Scientists and politicians around the world are now in no doubt that we are facing a climate emergency which could have a major impact on people and communities globally. While the international response is still often conditioned by politics and big business many communities and small organisations at local and regional levels are already taking action.
As we progress towards COP26 being held in Scotland in November 2021 we’ll showcase some of those who have already taken action and share how others can contribute or get involved.
Message from the board of ESE to all members
As Cop26 approaches our sector has to get ready to make sure our voice is heard throughout the climate policy conversation.
Social Enterprises should be leading the change! As other businesses wrestle to change their business models to avert the climate emergency and increase their social impact, Social Enterprise lives by the principles of the well-being economy every day!
We need to have a strong presence at COP26 to show them how it’s done. As members of the Edinburgh Social Enterprise Network (ESE) we offer business models that care for People, Planet, Place and Pounds.
Social Enterprise World forum 2021 – Message to COP26
The global changes needed to combat the Climate Emergency are huge. While most social enterprises are small, the philosophical foundation from which we operate is profound enough to help immediately. Social enterprise is a climate-friendly new way of doing business, and as the visionary Paul Hawken said in his book The Ecology of Commerce, “we don’t need to save the Earth, we need to save business because it is killing the Earth.”
We want you to start thinking about the challenges: how can we get access to the procurement supply chain, how can partnership and collaboration flourish between all the sectors and most importantly how can we showcase our social enterprises during COP26.
The policy interventions that the Social Enterprise World Forum recommends to COP26 will create a more inclusive impact economy that addresses not only the environmental crisis, but also many other social problems such as inequality and social exclusion. The following areas for policy change include:
Social Procurement: vast sums of government, corporate and philanthropic money are spent each year for goods and services which could be “spent better”. In this case, better means buying from mission-driven companies that exist to improve the world first, and make a profit second. SEWF recommends immediately establishing timelines and procurement goals for purchasing goods and services from social enterprises that are working to cool the planet.
Social Enterprise Contracting: there are three big social infrastructure systems that are at the roots of the Climate Emergency: Energy, Waste and Mobility. Many of these systems are owned or controlled by the public sector and operate under contract. SEWF recommends that the traditional guiding principles and requirements of those contracts, which are that the public services must be “safe, reliable and affordable”, be expanded to include a fourth requirement – that the service is also provided in a “climate cooling” way.

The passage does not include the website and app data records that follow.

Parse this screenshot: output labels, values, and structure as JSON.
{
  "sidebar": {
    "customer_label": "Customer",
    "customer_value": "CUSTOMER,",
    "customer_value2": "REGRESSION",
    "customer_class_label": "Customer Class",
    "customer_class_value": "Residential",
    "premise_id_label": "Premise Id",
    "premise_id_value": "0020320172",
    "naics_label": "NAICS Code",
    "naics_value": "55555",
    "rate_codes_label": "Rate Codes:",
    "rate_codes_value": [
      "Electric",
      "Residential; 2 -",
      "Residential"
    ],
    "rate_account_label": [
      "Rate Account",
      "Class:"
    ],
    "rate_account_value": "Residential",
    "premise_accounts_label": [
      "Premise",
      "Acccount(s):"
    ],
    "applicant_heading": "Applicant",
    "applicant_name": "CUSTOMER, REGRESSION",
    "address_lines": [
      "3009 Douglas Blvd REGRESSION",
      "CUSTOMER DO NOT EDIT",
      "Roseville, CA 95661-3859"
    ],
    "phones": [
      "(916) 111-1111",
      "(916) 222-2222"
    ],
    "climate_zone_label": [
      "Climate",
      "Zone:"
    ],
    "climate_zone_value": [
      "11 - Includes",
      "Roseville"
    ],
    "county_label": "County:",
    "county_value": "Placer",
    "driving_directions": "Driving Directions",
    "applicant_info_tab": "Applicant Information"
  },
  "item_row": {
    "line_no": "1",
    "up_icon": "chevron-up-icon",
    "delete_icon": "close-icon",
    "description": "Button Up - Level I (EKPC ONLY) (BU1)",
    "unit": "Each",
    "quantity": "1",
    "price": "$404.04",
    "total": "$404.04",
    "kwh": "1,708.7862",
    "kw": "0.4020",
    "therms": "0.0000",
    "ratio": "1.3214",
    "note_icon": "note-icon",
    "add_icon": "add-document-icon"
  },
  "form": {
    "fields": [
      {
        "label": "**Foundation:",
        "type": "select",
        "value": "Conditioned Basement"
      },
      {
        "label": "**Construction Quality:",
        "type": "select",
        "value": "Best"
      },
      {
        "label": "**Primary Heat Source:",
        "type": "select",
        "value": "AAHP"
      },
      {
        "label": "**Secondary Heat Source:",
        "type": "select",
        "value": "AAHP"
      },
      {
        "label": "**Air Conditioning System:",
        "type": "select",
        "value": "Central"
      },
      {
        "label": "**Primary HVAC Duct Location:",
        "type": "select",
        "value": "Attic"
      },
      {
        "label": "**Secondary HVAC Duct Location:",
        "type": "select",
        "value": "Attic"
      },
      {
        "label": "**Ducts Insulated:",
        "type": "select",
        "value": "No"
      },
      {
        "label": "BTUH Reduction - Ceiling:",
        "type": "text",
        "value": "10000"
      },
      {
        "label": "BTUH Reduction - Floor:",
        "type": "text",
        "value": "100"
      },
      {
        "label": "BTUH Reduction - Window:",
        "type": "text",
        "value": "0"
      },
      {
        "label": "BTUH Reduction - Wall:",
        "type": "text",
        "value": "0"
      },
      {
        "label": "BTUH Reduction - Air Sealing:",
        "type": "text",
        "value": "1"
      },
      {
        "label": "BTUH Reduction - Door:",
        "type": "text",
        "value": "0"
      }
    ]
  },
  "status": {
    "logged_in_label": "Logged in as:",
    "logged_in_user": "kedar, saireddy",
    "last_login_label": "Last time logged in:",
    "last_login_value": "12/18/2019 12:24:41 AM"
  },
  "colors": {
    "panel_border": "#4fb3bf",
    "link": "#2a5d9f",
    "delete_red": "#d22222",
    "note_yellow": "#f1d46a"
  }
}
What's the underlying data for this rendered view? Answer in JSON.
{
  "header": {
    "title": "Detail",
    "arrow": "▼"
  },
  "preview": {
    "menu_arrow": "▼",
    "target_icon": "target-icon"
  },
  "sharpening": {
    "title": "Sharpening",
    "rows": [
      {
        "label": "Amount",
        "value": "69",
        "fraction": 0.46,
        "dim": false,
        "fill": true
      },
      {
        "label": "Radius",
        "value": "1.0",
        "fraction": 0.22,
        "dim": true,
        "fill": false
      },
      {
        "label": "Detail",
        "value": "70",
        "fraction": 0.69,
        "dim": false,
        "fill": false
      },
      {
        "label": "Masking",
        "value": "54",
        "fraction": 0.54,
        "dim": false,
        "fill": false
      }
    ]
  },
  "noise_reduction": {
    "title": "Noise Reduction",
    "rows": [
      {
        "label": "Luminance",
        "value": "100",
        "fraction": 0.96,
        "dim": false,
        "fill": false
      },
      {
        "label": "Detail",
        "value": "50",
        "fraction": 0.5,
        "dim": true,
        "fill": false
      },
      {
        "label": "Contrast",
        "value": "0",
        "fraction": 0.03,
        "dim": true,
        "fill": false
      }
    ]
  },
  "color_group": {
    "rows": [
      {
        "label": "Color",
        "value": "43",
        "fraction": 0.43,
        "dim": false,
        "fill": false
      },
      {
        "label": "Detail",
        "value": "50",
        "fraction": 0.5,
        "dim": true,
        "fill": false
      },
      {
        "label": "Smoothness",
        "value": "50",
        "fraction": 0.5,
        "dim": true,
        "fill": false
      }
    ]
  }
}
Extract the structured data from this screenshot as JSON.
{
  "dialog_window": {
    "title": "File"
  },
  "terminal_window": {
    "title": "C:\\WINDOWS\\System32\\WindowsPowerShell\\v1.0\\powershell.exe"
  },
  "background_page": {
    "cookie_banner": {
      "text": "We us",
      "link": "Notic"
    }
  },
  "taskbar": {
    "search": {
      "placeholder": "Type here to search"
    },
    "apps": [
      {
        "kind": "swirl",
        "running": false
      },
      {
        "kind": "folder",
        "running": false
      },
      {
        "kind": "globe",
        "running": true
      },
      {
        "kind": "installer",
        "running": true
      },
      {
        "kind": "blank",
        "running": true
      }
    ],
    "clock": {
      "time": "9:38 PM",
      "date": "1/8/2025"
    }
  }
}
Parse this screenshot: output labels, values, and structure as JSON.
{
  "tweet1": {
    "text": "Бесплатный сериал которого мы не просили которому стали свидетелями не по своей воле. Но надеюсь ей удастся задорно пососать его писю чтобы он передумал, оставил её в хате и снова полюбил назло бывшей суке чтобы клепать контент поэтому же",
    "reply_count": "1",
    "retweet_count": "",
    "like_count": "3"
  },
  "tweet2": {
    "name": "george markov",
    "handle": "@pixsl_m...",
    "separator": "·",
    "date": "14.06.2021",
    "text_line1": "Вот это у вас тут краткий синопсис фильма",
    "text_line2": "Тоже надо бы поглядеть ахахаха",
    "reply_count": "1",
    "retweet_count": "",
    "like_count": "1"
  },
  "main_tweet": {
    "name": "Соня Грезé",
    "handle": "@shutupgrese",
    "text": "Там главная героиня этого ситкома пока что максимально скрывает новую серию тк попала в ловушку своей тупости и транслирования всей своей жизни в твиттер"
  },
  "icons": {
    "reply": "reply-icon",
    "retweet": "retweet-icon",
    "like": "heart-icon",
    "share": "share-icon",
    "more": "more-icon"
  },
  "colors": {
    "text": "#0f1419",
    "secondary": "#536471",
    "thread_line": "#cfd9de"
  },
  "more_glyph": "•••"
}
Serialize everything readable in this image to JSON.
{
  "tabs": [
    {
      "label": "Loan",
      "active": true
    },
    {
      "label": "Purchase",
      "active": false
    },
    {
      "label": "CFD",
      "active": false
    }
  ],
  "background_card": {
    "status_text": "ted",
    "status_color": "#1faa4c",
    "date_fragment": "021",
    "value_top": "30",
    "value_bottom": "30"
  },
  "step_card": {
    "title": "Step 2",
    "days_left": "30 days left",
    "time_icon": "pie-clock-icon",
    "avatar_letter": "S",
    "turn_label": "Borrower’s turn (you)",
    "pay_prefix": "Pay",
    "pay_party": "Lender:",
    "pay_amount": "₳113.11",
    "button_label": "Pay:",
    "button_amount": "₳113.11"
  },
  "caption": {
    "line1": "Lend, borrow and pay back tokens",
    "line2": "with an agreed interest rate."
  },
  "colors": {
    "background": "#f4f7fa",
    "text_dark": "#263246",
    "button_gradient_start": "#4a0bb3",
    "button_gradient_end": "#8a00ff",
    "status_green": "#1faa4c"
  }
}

Local Climate Resiliency: social enterprise is a decentralised approach to production and consumption of goods and services which utilizes local resources and knowledge. Each community and nation have unique opportunities for fighting the Climate Emergency which should be supported. SEWF recommends that a climate fund be established to support local organisations to convene civil society leaders to formulate collaborative climate action plans to enhance local resiliency for adaptation and contribute to mitigation.
This draft strategy lays out how the City of Edinburgh Council will enable, support and deliver action to meet our net zero ambition by working with leading strategic partners in Edinburgh and highlights actions citizens, communities and the wider business community could take to help drive down emissions.
Third Sector Net Zero Strategy
September 2021 saw the formal launch of the Third Sector Net Zero Strategy as part of the CEIS’ SE Policy and Practice Conference. At the end of 2020, SENScot convened a Steering Group that included SCVO, CEIS, SCA, CRNS, Scottish Communities Finance, SES, DTA Scotland and Firstport. The Group consulted with their respective membership to help shape a draft Strategy that sets out 4 key ‘actions’ that would enable social enterprises in Scotland to play a leading role in delivering Scotland’s Net Zero transition by 2045. In shaping the Strategy, it became apparent that there was a lock of baseline data to demonstrate the sector’s existing impact – nor an awareness of the support measures required by the sector to meet the proposed targets. In response, SENScot and SCVO carried out a survey of members – with over 500 organisations participating – and have produced this Report with results and analysis.